• [Record extracts]:
• • • •

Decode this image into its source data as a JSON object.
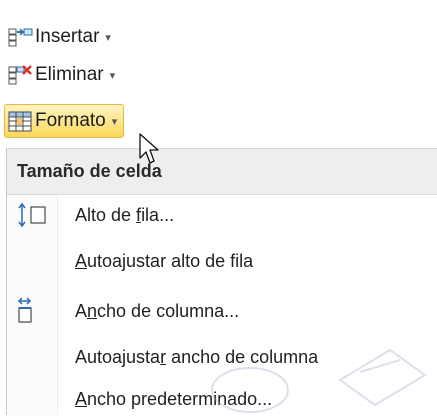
{
  "ribbon": {
    "insertar": {
      "label": "Insertar",
      "icon": "insert-cells-icon"
    },
    "eliminar": {
      "label": "Eliminar",
      "icon": "delete-cells-icon"
    },
    "formato": {
      "label": "Formato",
      "icon": "format-cells-icon"
    },
    "dropdown_glyph": "▾"
  },
  "menu": {
    "header": "Tamaño de celda",
    "items": [
      {
        "pre": "Alto de ",
        "ul": "f",
        "post": "ila...",
        "icon": "row-height-icon"
      },
      {
        "pre": "",
        "ul": "A",
        "post": "utoajustar alto de fila",
        "icon": ""
      },
      {
        "pre": "A",
        "ul": "n",
        "post": "cho de columna...",
        "icon": "column-width-icon"
      },
      {
        "pre": "Autoajusta",
        "ul": "r",
        "post": " ancho de columna",
        "icon": ""
      },
      {
        "pre": "",
        "ul": "A",
        "post": "ncho predeterminado...",
        "icon": ""
      }
    ]
  },
  "colors": {
    "highlight": "#fde58a",
    "highlight_border": "#e5b84a",
    "header_bg": "#eeeeee",
    "accent_red": "#d6342a",
    "accent_blue": "#2b6cb0"
  }
}
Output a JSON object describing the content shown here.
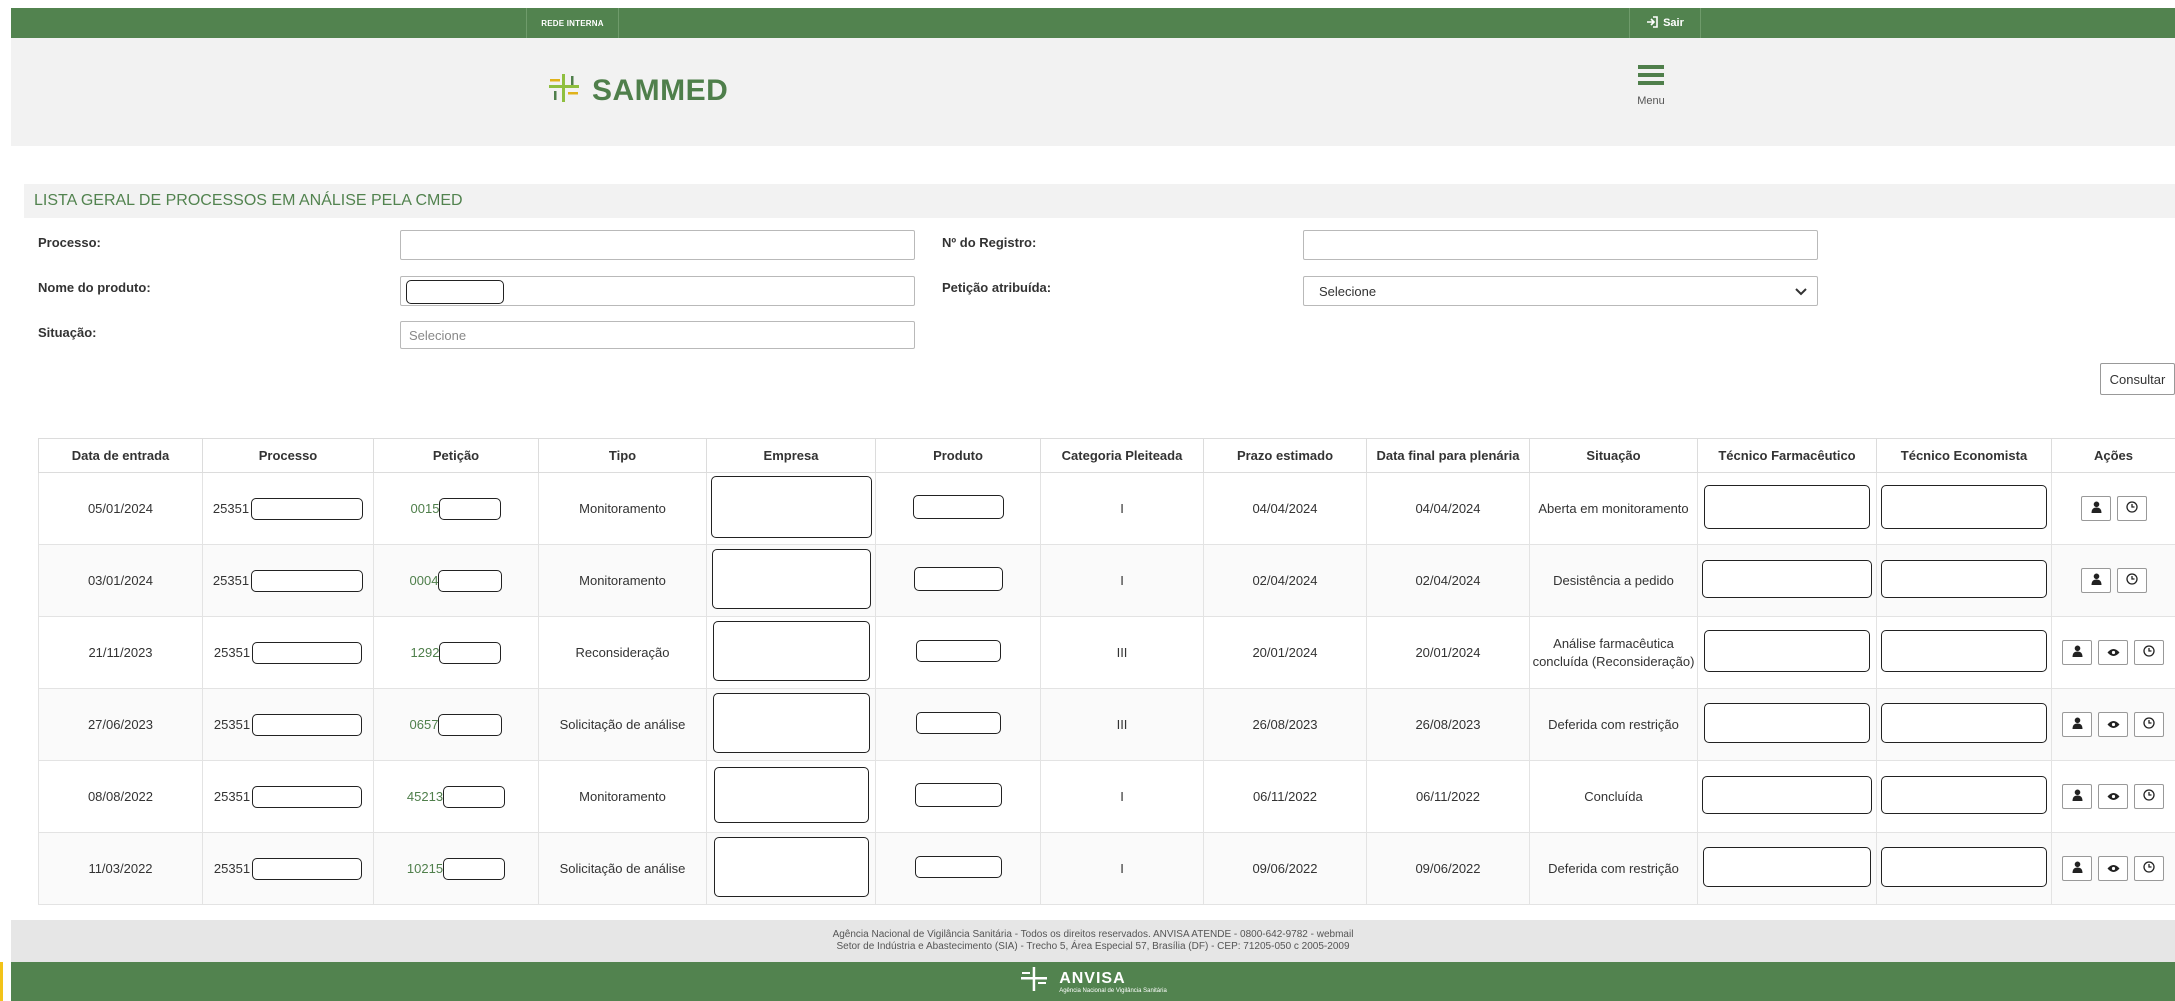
{
  "topbar": {
    "network_label": "REDE INTERNA",
    "logout_label": "Sair"
  },
  "header": {
    "app_title": "SAMMED",
    "menu_label": "Menu"
  },
  "section": {
    "title": "LISTA GERAL DE PROCESSOS EM ANÁLISE PELA CMED"
  },
  "filters": {
    "processo_label": "Processo:",
    "registro_label": "Nº do Registro:",
    "nome_label": "Nome do produto:",
    "peticao_label": "Petição atribuída:",
    "peticao_value": "Selecione",
    "situacao_label": "Situação:",
    "situacao_placeholder": "Selecione",
    "consultar_label": "Consultar"
  },
  "table": {
    "headers": [
      "Data de entrada",
      "Processo",
      "Petição",
      "Tipo",
      "Empresa",
      "Produto",
      "Categoria Pleiteada",
      "Prazo estimado",
      "Data final para plenária",
      "Situação",
      "Técnico Farmacêutico",
      "Técnico Economista",
      "Ações"
    ],
    "rows": [
      {
        "data_entrada": "05/01/2024",
        "processo": "25351",
        "peticao": "0015",
        "tipo": "Monitoramento",
        "categoria": "I",
        "prazo": "04/04/2024",
        "data_final": "04/04/2024",
        "situacao": "Aberta em monitoramento"
      },
      {
        "data_entrada": "03/01/2024",
        "processo": "25351",
        "peticao": "0004",
        "tipo": "Monitoramento",
        "categoria": "I",
        "prazo": "02/04/2024",
        "data_final": "02/04/2024",
        "situacao": "Desistência a pedido"
      },
      {
        "data_entrada": "21/11/2023",
        "processo": "25351",
        "peticao": "1292",
        "tipo": "Reconsideração",
        "categoria": "III",
        "prazo": "20/01/2024",
        "data_final": "20/01/2024",
        "situacao": "Análise farmacêutica concluída (Reconsideração)"
      },
      {
        "data_entrada": "27/06/2023",
        "processo": "25351",
        "peticao": "0657",
        "tipo": "Solicitação de análise",
        "categoria": "III",
        "prazo": "26/08/2023",
        "data_final": "26/08/2023",
        "situacao": "Deferida com restrição"
      },
      {
        "data_entrada": "08/08/2022",
        "processo": "25351",
        "peticao": "45213",
        "tipo": "Monitoramento",
        "categoria": "I",
        "prazo": "06/11/2022",
        "data_final": "06/11/2022",
        "situacao": "Concluída"
      },
      {
        "data_entrada": "11/03/2022",
        "processo": "25351",
        "peticao": "10215",
        "tipo": "Solicitação de análise",
        "categoria": "I",
        "prazo": "09/06/2022",
        "data_final": "09/06/2022",
        "situacao": "Deferida com restrição"
      }
    ]
  },
  "footer": {
    "line1": "Agência Nacional de Vigilância Sanitária - Todos os direitos reservados. ANVISA ATENDE - 0800-642-9782 - webmail",
    "line2": "Setor de Indústria e Abastecimento (SIA) - Trecho 5, Área Especial 57, Brasília (DF) - CEP: 71205-050 c 2005-2009",
    "brand": "ANVISA",
    "brand_sub": "Agência Nacional de Vigilância Sanitária"
  },
  "colors": {
    "brand_green": "#52834f",
    "header_bg": "#f2f2f2",
    "accent_yellow": "#f2c318"
  },
  "icons": [
    "sign-in-icon",
    "hamburger-menu-icon",
    "sammed-logo-icon",
    "user-icon",
    "eye-icon",
    "clock-icon",
    "chevron-down-icon",
    "anvisa-logo-icon"
  ]
}
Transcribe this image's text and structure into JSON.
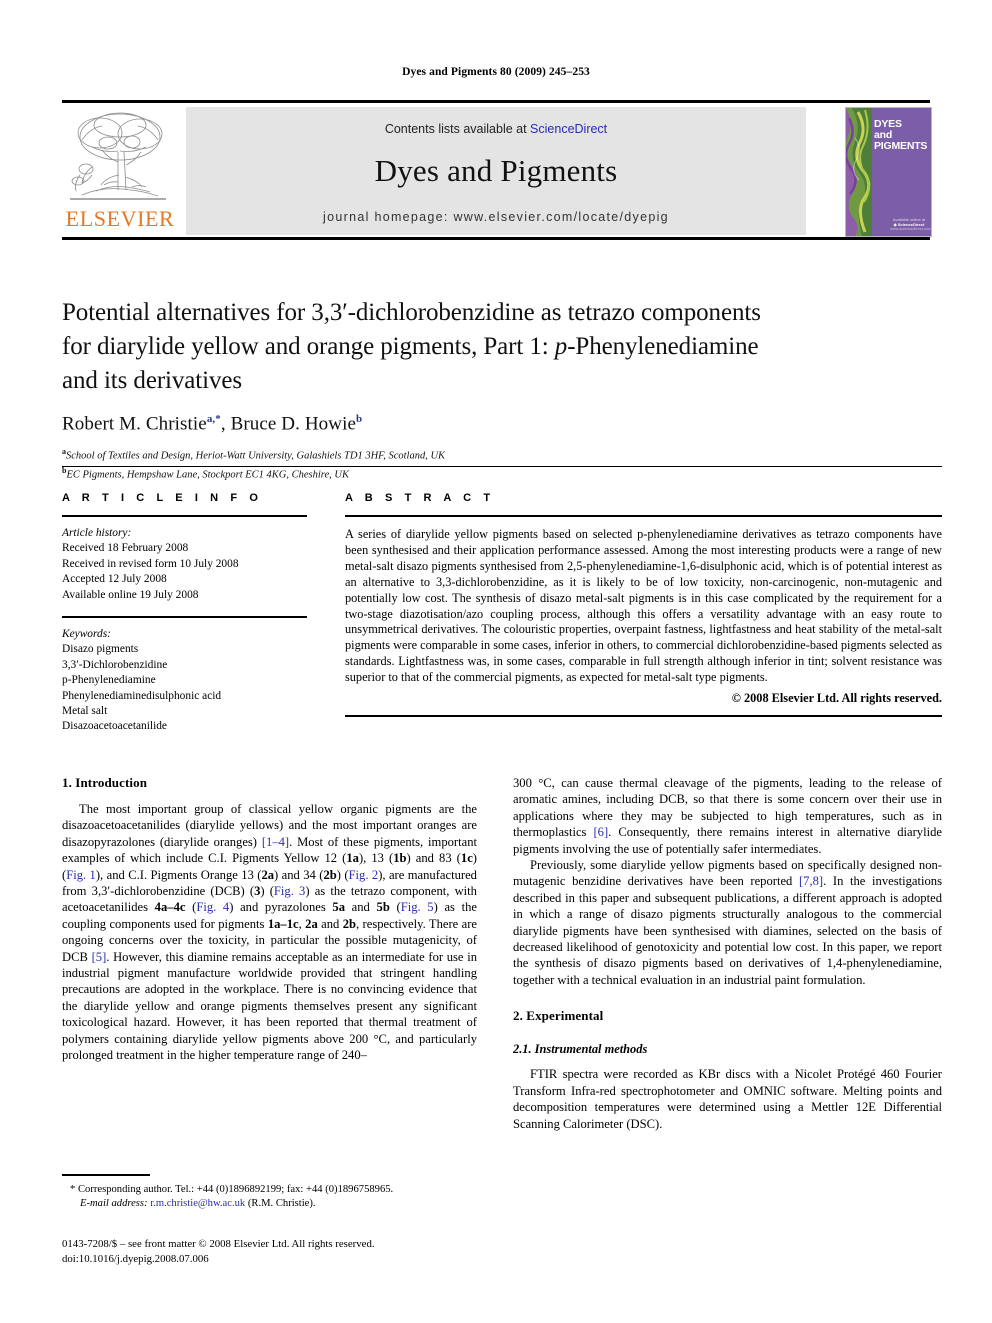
{
  "running_head": "Dyes and Pigments 80 (2009) 245–253",
  "masthead": {
    "contents_prefix": "Contents lists available at ",
    "sciencedirect": "ScienceDirect",
    "journal_title": "Dyes and Pigments",
    "homepage": "journal homepage: www.elsevier.com/locate/dyepig",
    "publisher_name": "ELSEVIER",
    "cover_title_line1": "DYES",
    "cover_title_line2": "and",
    "cover_title_line3": "PIGMENTS",
    "cover_footer": "Available online at\nScienceDirect\nwww.sciencedirect.com",
    "sciencedirect_color": "#2b2bb5",
    "publisher_color": "#E87722",
    "band_color": "#e4e4e4",
    "cover_bg_color": "#7b5ea7"
  },
  "article": {
    "title_line1": "Potential alternatives for 3,3′-dichlorobenzidine as tetrazo components",
    "title_line2_a": "for diarylide yellow and orange pigments, Part 1: ",
    "title_line2_italic": "p",
    "title_line2_b": "-Phenylenediamine",
    "title_line3": "and its derivatives",
    "authors": [
      {
        "name": "Robert M. Christie",
        "marks": "a,*"
      },
      {
        "name": "Bruce D. Howie",
        "marks": "b"
      }
    ],
    "affiliations": [
      {
        "mark": "a",
        "text": "School of Textiles and Design, Heriot-Watt University, Galashiels TD1 3HF, Scotland, UK"
      },
      {
        "mark": "b",
        "text": "EC Pigments, Hempshaw Lane, Stockport EC1 4KG, Cheshire, UK"
      }
    ]
  },
  "article_info": {
    "label": "A R T I C L E   I N F O",
    "history_label": "Article history:",
    "history": [
      "Received 18 February 2008",
      "Received in revised form 10 July 2008",
      "Accepted 12 July 2008",
      "Available online 19 July 2008"
    ],
    "keywords_label": "Keywords:",
    "keywords": [
      "Disazo pigments",
      "3,3′-Dichlorobenzidine",
      "p-Phenylenediamine",
      "Phenylenediaminedisulphonic acid",
      "Metal salt",
      "Disazoacetoacetanilide"
    ]
  },
  "abstract": {
    "label": "A B S T R A C T",
    "text": "A series of diarylide yellow pigments based on selected p-phenylenediamine derivatives as tetrazo components have been synthesised and their application performance assessed. Among the most interesting products were a range of new metal-salt disazo pigments synthesised from 2,5-phenylenediamine-1,6-disulphonic acid, which is of potential interest as an alternative to 3,3-dichlorobenzidine, as it is likely to be of low toxicity, non-carcinogenic, non-mutagenic and potentially low cost. The synthesis of disazo metal-salt pigments is in this case complicated by the requirement for a two-stage diazotisation/azo coupling process, although this offers a versatility advantage with an easy route to unsymmetrical derivatives. The colouristic properties, overpaint fastness, lightfastness and heat stability of the metal-salt pigments were comparable in some cases, inferior in others, to commercial dichlorobenzidine-based pigments selected as standards. Lightfastness was, in some cases, comparable in full strength although inferior in tint; solvent resistance was superior to that of the commercial pigments, as expected for metal-salt type pigments.",
    "copyright": "© 2008 Elsevier Ltd. All rights reserved."
  },
  "sections": {
    "introduction_heading": "1.  Introduction",
    "intro_p1": "The most important group of classical yellow organic pigments are the disazoacetoacetanilides (diarylide yellows) and the most important oranges are disazopyrazolones (diarylide oranges) [1–4]. Most of these pigments, important examples of which include C.I. Pigments Yellow 12 (1a), 13 (1b) and 83 (1c) (Fig. 1), and C.I. Pigments Orange 13 (2a) and 34 (2b) (Fig. 2), are manufactured from 3,3′-dichlorobenzidine (DCB) (3) (Fig. 3) as the tetrazo component, with acetoacetanilides 4a–4c (Fig. 4) and pyrazolones 5a and 5b (Fig. 5) as the coupling components used for pigments 1a–1c, 2a and 2b, respectively. There are ongoing concerns over the toxicity, in particular the possible mutagenicity, of DCB [5]. However, this diamine remains acceptable as an intermediate for use in industrial pigment manufacture worldwide provided that stringent handling precautions are adopted in the workplace. There is no convincing evidence that the diarylide yellow and orange pigments themselves present any significant toxicological hazard. However, it has been reported that thermal treatment of polymers containing diarylide yellow pigments above 200 °C, and particularly prolonged treatment in the higher temperature range of 240–300 °C, can cause thermal cleavage of the pigments, leading to the release of aromatic amines, including DCB, so that there is some concern over their use in applications where they may be subjected to high temperatures, such as in thermoplastics [6]. Consequently, there remains interest in alternative diarylide pigments involving the use of potentially safer intermediates.",
    "intro_p2": "Previously, some diarylide yellow pigments based on specifically designed non-mutagenic benzidine derivatives have been reported [7,8]. In the investigations described in this paper and subsequent publications, a different approach is adopted in which a range of disazo pigments structurally analogous to the commercial diarylide pigments have been synthesised with diamines, selected on the basis of decreased likelihood of genotoxicity and potential low cost. In this paper, we report the synthesis of disazo pigments based on derivatives of 1,4-phenylenediamine, together with a technical evaluation in an industrial paint formulation.",
    "experimental_heading": "2.  Experimental",
    "instrumental_heading": "2.1.  Instrumental methods",
    "instrumental_p1": "FTIR spectra were recorded as KBr discs with a Nicolet Protégé 460 Fourier Transform Infra-red spectrophotometer and OMNIC software. Melting points and decomposition temperatures were determined using a Mettler 12E Differential Scanning Calorimeter (DSC)."
  },
  "footnote": {
    "star": "*",
    "corresponding": "Corresponding author. Tel.: +44 (0)1896892199; fax: +44 (0)1896758965.",
    "email_label": "E-mail address:",
    "email": "r.m.christie@hw.ac.uk",
    "email_owner": "(R.M. Christie).",
    "link_color": "#2b2bb5"
  },
  "footer": {
    "issn_line": "0143-7208/$ – see front matter © 2008 Elsevier Ltd. All rights reserved.",
    "doi_line": "doi:10.1016/j.dyepig.2008.07.006"
  }
}
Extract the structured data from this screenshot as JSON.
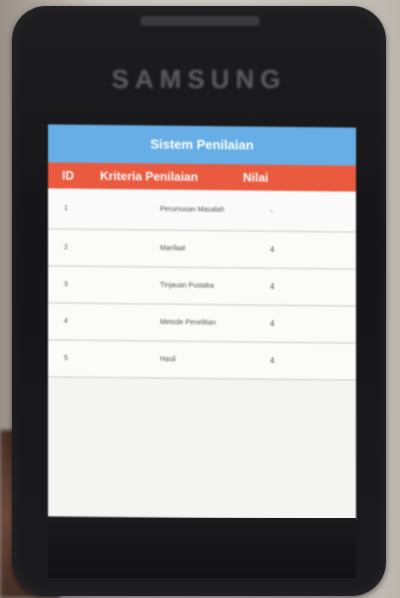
{
  "phone": {
    "brand": "SAMSUNG"
  },
  "app": {
    "title": "Sistem Penilaian",
    "columns": {
      "no": "ID",
      "kriteria": "Kriteria Penilaian",
      "nilai": "Nilai"
    },
    "rows": [
      {
        "no": "1",
        "kriteria": "Perumusan Masalah",
        "nilai": "-"
      },
      {
        "no": "2",
        "kriteria": "Manfaat",
        "nilai": "4"
      },
      {
        "no": "3",
        "kriteria": "Tinjauan Pustaka",
        "nilai": "4"
      },
      {
        "no": "4",
        "kriteria": "Metode Penelitian",
        "nilai": "4"
      },
      {
        "no": "5",
        "kriteria": "Hasil",
        "nilai": "4"
      }
    ]
  }
}
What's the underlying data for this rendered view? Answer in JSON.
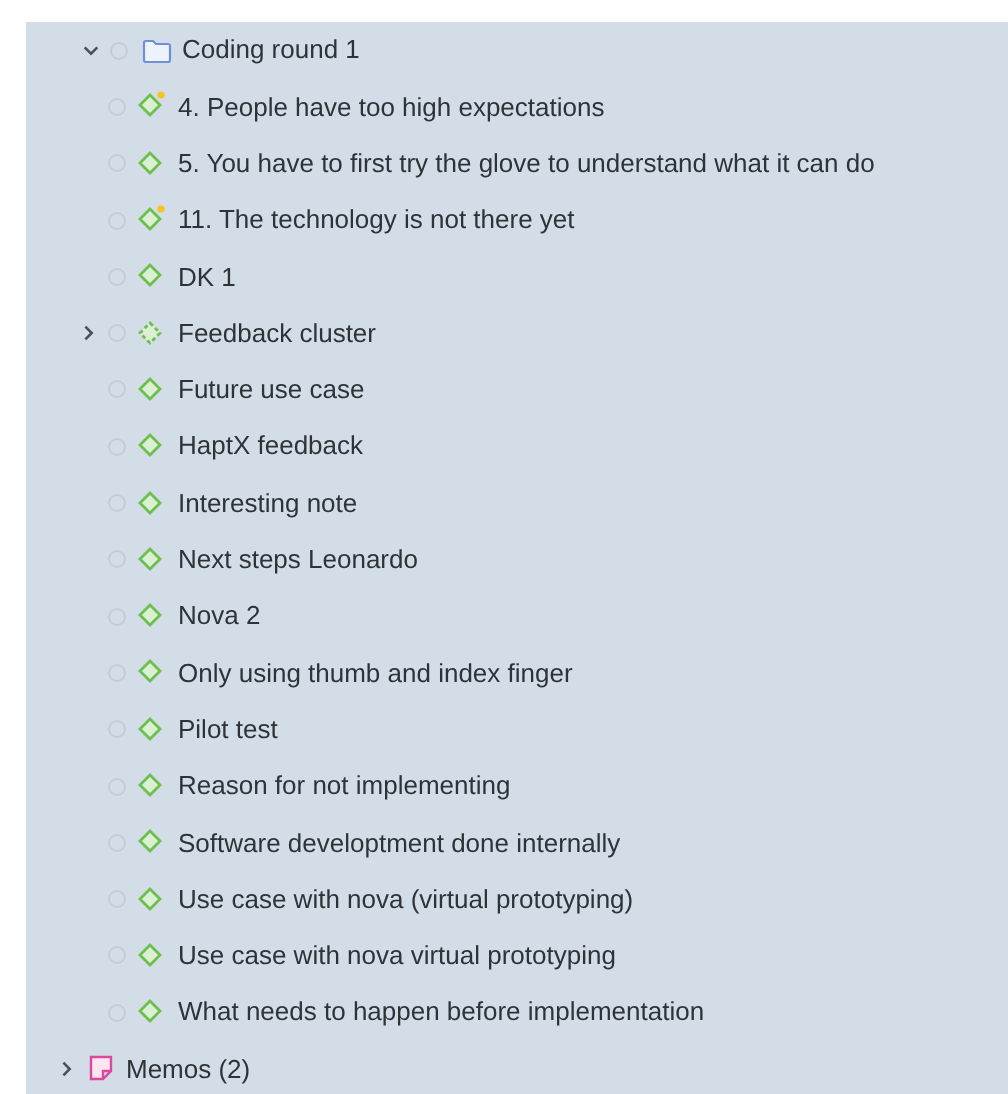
{
  "tree": [
    {
      "kind": "folder",
      "label": "Coding round 1",
      "expanded": true,
      "children": [
        {
          "kind": "code",
          "label": "4. People have too high expectations",
          "flagged": true
        },
        {
          "kind": "code",
          "label": "5. You have to first try the glove to understand what it can do",
          "flagged": false
        },
        {
          "kind": "code",
          "label": "11. The technology is not there yet",
          "flagged": true
        },
        {
          "kind": "code",
          "label": "DK 1",
          "flagged": false
        },
        {
          "kind": "cluster",
          "label": "Feedback cluster",
          "flagged": false,
          "expanded": false
        },
        {
          "kind": "code",
          "label": "Future use case",
          "flagged": false
        },
        {
          "kind": "code",
          "label": "HaptX feedback",
          "flagged": false
        },
        {
          "kind": "code",
          "label": "Interesting note",
          "flagged": false
        },
        {
          "kind": "code",
          "label": "Next steps Leonardo",
          "flagged": false
        },
        {
          "kind": "code",
          "label": "Nova 2",
          "flagged": false
        },
        {
          "kind": "code",
          "label": "Only using thumb and index finger",
          "flagged": false
        },
        {
          "kind": "code",
          "label": "Pilot test",
          "flagged": false
        },
        {
          "kind": "code",
          "label": "Reason for not implementing",
          "flagged": false
        },
        {
          "kind": "code",
          "label": "Software developtment done internally",
          "flagged": false
        },
        {
          "kind": "code",
          "label": "Use case with nova (virtual prototyping)",
          "flagged": false
        },
        {
          "kind": "code",
          "label": "Use case with nova virtual prototyping",
          "flagged": false
        },
        {
          "kind": "code",
          "label": "What needs to happen before implementation",
          "flagged": false
        }
      ]
    },
    {
      "kind": "memos",
      "label": "Memos (2)",
      "expanded": false
    }
  ]
}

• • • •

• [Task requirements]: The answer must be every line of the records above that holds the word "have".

• [Solved exercise]:
    "text": "A series of diarylide yellow pigments based on selected p-phenylenediamine derivatives as tetrazo components have been synthesised and their application performance assessed. Among the most interesting products were a range of new metal-salt disazo pigments synthesised from 2,5-phenylenediamine-1,6-disulphonic acid, which is of potential interest as an alternative to 3,3-dichlorobenzidine, as it is likely to be of low toxicity, non-carcinogenic, non-mutagenic and potentially low cost. The synthesis of disazo metal-salt pigments is in this case complicated by the requirement for a two-stage diazotisation/azo coupling process, although this offers a versatility advantage with an easy route to unsymmetrical derivatives. The colouristic properties, overpaint fastness, lightfastness and heat stability of the metal-salt pigments were comparable in some cases, inferior in others, to commercial dichlorobenzidine-based pigments selected as standards. Lightfastness was, in some cases, comparable in full strength although inferior in tint; solvent resistance was superior to that of the commercial pigments, as expected for metal-salt type pigments.",
    "intro_p2": "Previously, some diarylide yellow pigments based on specifically designed non-mutagenic benzidine derivatives have been reported [7,8]. In the investigations described in this paper and subsequent publications, a different approach is adopted in which a range of disazo pigments structurally analogous to the commercial diarylide pigments have been synthesised with diamines, selected on the basis of decreased likelihood of genotoxicity and potential low cost. In this paper, we report the synthesis of disazo pigments based on derivatives of 1,4-phenylenediamine, together with a technical evaluation in an industrial paint formulation.",
          "label": "4. People have too high expectations",
          "label": "5. You have to first try the glove to understand what it can do",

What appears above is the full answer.